provided my particular connection to that faraway village in East Bengal. With
Dad gone, will I tilt even more to the American side?
Candlewick Press Publicist Jamie Tan, with questions provided by summer
marketing and publicity intern Melissa Lee:
As someone who’s spent
a couple years trying to figure out the right career path, it didn’t dawn on me
to consider publishing until I began blogging and reviewing. What about publishing appealed to you?
My mother says I have been entranced with books as soon as I
learned how to hold objects. The idea of getting to work with them was
tantalizing – almost a privilege more than an occupation. As a kid I had no
idea what kind of publishing jobs were out there, but I knew I wanted to make
books and read to my heart’s content…and somehow get paid for it.
Since high school, I have
been determined to pick a career that wouldn’t have me ending up in a cubicle
feeling miserable. Not everyone is able to do what they love as their career.
Though watching you, you seem to love being a publicist. What about being a
publicist gets you up and out of bed every morning?
Easily, the people. I actually love working in my cubicle
because I’m right next to some of the best people I know – incredibly
intelligent people who can talk about everything from critical theories to
promo items to the proper care of mint plants. I’m a really social person, and
I don’t know what I would do without my co-workers nearby! I also work with

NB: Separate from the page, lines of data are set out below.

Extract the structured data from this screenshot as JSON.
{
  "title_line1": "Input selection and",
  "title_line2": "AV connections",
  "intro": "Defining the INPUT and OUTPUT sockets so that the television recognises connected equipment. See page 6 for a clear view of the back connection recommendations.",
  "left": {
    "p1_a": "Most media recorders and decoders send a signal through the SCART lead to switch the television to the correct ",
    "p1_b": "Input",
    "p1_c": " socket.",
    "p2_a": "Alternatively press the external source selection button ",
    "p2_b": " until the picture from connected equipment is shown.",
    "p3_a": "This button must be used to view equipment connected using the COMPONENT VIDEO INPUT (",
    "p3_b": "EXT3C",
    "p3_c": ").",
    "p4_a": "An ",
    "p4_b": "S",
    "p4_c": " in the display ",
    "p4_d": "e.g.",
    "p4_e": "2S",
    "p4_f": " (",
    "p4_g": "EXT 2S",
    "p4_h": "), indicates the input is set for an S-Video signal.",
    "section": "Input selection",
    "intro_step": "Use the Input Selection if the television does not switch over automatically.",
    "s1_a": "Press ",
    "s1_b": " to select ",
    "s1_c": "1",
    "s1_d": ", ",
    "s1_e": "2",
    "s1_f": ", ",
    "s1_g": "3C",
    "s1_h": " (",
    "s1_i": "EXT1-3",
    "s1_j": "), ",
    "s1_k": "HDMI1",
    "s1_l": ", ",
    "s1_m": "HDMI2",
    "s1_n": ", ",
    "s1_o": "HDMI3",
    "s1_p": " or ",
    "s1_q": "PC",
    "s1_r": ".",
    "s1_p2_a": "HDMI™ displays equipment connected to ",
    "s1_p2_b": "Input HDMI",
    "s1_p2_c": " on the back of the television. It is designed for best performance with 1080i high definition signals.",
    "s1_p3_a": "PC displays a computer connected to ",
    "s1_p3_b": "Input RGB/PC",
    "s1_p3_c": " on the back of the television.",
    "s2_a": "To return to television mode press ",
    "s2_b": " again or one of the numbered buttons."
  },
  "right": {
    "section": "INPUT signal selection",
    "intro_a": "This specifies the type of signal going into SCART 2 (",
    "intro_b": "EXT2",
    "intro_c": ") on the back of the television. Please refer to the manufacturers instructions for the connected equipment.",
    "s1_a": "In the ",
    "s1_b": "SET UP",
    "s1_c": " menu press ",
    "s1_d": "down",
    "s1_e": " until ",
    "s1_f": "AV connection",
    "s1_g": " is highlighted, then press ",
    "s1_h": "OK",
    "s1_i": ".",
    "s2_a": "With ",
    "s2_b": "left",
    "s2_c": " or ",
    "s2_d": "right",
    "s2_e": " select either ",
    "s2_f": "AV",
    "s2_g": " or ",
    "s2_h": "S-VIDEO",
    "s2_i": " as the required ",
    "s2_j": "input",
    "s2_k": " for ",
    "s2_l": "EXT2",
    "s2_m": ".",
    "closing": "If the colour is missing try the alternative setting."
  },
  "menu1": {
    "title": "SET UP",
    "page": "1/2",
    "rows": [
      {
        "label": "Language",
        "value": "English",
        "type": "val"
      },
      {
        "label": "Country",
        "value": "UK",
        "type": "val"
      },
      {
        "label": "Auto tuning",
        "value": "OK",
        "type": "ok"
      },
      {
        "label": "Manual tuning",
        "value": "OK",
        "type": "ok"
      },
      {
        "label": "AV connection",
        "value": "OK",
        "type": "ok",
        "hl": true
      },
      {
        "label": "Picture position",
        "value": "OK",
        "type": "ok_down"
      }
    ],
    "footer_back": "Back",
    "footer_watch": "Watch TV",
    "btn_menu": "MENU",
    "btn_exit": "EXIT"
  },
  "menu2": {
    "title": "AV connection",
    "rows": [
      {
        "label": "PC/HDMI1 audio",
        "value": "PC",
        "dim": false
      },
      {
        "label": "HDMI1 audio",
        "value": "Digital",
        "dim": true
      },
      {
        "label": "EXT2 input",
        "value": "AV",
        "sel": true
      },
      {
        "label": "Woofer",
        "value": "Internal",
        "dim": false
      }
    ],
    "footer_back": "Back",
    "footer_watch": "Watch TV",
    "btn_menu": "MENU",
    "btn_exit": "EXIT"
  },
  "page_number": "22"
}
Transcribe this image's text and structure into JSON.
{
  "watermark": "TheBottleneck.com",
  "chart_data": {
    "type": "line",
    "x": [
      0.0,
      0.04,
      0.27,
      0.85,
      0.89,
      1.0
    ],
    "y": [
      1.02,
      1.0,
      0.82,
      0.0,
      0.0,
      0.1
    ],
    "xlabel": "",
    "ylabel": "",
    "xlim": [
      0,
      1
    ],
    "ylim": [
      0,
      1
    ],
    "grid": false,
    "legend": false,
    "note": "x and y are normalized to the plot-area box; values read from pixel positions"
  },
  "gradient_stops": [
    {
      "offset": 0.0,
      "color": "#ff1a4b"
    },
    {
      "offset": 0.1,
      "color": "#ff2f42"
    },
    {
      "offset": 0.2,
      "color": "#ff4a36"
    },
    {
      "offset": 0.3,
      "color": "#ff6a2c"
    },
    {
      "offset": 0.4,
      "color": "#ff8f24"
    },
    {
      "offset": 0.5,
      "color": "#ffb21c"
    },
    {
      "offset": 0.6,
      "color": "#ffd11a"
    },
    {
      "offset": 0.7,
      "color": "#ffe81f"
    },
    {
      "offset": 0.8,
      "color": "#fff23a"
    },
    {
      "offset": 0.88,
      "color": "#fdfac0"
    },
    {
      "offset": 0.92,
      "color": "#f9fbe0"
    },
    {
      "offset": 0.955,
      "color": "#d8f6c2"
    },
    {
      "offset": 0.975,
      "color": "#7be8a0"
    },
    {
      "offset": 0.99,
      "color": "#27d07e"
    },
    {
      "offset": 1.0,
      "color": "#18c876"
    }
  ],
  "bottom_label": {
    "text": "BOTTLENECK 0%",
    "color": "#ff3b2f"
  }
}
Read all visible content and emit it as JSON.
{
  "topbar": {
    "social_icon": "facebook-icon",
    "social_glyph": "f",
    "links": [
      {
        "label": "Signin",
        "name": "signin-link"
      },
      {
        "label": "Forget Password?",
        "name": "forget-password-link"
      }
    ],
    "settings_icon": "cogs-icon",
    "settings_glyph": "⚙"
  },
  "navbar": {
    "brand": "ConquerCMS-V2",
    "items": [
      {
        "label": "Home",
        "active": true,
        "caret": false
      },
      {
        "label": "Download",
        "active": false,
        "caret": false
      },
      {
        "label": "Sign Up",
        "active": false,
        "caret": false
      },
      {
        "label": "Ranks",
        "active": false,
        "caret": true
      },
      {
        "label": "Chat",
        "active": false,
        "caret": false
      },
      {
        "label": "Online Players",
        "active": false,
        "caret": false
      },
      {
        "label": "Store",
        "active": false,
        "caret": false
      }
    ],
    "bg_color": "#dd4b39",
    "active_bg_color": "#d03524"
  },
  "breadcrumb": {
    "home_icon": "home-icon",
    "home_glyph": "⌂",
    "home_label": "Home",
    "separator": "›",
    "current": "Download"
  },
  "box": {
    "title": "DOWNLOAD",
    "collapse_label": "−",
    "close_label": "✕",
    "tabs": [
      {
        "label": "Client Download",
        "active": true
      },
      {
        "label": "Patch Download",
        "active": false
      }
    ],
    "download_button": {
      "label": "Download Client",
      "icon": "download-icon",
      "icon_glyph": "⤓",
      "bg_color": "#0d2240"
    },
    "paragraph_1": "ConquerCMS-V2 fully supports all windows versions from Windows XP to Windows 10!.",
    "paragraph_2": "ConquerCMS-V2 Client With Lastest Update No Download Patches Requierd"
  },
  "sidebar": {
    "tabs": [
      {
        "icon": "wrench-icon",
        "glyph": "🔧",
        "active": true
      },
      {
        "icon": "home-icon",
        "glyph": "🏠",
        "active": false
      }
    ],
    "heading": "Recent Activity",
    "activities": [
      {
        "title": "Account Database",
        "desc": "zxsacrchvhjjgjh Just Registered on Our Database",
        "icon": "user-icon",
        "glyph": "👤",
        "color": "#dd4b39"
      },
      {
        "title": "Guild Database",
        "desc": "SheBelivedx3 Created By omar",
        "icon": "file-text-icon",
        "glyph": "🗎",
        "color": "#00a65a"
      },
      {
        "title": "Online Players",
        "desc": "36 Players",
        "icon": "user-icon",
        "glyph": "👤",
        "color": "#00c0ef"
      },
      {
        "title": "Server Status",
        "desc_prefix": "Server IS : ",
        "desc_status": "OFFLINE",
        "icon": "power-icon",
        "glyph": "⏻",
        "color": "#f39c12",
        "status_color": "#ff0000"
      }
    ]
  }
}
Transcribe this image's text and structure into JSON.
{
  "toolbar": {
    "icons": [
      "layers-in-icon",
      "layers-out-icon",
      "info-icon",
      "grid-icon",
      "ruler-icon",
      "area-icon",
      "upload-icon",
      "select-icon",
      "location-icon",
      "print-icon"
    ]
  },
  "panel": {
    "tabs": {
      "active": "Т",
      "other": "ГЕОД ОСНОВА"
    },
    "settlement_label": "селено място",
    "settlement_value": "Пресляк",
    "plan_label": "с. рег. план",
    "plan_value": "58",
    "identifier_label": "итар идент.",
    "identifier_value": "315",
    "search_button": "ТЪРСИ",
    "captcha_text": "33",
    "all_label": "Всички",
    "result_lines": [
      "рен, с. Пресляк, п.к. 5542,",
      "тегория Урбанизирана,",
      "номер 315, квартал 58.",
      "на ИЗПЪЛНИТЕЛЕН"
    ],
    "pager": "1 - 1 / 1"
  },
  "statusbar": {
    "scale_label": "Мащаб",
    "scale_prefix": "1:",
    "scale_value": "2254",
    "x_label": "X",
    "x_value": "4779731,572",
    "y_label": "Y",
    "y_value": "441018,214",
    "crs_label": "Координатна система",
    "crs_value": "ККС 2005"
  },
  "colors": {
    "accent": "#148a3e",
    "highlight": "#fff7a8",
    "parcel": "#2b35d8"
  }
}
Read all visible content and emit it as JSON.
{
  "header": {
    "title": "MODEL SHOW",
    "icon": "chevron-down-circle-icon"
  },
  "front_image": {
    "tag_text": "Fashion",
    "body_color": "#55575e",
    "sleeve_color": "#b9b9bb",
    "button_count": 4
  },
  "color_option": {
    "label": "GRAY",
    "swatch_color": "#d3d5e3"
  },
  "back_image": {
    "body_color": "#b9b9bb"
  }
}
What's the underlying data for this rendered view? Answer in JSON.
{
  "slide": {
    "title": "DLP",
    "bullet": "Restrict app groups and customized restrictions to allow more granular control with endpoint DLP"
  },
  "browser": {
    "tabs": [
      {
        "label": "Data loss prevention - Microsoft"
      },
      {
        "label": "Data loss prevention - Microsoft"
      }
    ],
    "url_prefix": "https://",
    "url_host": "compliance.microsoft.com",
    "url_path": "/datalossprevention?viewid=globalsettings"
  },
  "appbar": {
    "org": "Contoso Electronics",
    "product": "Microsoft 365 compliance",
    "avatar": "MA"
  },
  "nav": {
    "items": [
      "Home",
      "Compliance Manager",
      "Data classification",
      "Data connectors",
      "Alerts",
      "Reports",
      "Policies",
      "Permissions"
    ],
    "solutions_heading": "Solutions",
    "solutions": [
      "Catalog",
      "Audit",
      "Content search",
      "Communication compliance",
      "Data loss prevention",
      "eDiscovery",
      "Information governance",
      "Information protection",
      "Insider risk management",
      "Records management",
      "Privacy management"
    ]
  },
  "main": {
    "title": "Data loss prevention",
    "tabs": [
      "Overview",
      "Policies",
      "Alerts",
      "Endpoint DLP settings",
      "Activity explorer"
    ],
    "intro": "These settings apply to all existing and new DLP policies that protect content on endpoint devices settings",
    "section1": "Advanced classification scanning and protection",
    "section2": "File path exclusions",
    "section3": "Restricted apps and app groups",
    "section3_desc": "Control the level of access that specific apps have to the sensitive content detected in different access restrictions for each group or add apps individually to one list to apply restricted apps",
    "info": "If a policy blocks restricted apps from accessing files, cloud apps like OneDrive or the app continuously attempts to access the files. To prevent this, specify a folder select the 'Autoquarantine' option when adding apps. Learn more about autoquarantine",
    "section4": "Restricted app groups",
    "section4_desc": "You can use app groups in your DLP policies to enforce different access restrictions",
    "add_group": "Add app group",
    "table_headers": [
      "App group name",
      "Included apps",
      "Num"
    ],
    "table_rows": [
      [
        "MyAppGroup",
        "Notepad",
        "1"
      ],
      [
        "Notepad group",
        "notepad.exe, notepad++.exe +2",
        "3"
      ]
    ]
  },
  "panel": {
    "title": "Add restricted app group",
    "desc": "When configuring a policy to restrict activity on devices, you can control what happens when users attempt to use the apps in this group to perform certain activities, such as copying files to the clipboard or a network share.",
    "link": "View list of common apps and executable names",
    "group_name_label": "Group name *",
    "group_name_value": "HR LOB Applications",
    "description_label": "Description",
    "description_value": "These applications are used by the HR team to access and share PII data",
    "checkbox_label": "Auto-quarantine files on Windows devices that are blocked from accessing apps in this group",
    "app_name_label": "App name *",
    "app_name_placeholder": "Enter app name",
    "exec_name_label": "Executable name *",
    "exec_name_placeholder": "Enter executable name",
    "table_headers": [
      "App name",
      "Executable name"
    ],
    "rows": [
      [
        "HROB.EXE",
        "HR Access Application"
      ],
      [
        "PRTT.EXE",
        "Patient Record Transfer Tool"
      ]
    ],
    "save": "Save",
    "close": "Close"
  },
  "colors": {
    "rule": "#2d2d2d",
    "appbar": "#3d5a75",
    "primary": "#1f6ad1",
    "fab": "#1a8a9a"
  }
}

some of the most pleasant authors and illustrators I’ve ever met, so not only
do I want to keep my job, I want to make sure that these people get their work